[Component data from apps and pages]
[Start of Attachment]
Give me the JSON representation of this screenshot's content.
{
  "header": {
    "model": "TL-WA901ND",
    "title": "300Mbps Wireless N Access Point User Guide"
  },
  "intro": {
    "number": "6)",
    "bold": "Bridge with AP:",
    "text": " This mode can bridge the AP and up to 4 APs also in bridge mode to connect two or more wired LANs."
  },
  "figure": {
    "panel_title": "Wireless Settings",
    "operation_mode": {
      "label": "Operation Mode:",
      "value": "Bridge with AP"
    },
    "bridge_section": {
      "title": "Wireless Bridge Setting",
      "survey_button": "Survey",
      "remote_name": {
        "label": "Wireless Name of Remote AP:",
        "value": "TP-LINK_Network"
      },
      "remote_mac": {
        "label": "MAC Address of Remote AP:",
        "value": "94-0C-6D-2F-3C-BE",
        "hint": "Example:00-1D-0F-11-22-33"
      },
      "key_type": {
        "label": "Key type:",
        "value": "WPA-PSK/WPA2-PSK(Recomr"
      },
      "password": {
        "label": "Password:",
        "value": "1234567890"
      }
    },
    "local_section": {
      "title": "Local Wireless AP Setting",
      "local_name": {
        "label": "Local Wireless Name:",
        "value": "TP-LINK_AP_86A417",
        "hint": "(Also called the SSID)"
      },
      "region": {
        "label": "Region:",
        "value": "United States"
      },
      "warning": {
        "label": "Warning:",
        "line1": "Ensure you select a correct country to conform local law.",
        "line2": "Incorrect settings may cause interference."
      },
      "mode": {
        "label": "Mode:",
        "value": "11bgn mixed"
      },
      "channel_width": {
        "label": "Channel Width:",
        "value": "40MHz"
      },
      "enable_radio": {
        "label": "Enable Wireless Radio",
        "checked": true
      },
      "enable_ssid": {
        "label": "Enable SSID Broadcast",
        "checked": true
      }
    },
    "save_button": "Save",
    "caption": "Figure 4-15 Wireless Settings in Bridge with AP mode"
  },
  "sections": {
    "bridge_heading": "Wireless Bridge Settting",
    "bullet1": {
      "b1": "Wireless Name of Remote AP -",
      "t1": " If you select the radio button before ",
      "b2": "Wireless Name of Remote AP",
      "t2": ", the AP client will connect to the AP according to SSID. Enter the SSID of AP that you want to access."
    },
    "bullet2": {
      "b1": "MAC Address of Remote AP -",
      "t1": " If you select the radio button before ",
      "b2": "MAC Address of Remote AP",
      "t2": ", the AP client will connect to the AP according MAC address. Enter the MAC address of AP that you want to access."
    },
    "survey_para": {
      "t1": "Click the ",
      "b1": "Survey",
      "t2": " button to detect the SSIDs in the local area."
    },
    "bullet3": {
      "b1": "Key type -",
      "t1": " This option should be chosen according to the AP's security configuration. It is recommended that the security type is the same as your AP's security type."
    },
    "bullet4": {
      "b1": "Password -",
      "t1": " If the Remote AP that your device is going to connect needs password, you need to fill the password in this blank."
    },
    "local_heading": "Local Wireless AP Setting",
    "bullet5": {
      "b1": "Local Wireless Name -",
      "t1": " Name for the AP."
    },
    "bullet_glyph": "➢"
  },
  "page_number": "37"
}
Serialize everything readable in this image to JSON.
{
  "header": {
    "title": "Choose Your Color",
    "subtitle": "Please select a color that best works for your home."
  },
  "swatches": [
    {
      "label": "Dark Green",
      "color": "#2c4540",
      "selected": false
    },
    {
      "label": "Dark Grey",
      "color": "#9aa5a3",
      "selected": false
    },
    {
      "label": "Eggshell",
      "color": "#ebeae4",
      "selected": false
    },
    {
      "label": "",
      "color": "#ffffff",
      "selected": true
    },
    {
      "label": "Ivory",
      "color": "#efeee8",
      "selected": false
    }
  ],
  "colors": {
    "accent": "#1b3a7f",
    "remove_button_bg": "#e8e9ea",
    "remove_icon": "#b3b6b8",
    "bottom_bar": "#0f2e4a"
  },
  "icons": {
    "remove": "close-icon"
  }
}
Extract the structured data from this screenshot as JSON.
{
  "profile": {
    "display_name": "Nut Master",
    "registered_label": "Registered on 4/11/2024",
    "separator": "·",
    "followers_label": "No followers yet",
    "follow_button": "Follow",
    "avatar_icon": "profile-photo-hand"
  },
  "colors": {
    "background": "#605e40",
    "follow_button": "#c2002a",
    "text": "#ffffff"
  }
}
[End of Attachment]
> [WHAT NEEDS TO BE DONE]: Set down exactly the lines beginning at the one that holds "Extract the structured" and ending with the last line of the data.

> [OUTPUT BELOW]:
Extract the structured data from this screenshot as JSON.
{
  "profile": {
    "display_name": "Nut Master",
    "registered_label": "Registered on 4/11/2024",
    "separator": "·",
    "followers_label": "No followers yet",
    "follow_button": "Follow",
    "avatar_icon": "profile-photo-hand"
  },
  "colors": {
    "background": "#605e40",
    "follow_button": "#c2002a",
    "text": "#ffffff"
  }
}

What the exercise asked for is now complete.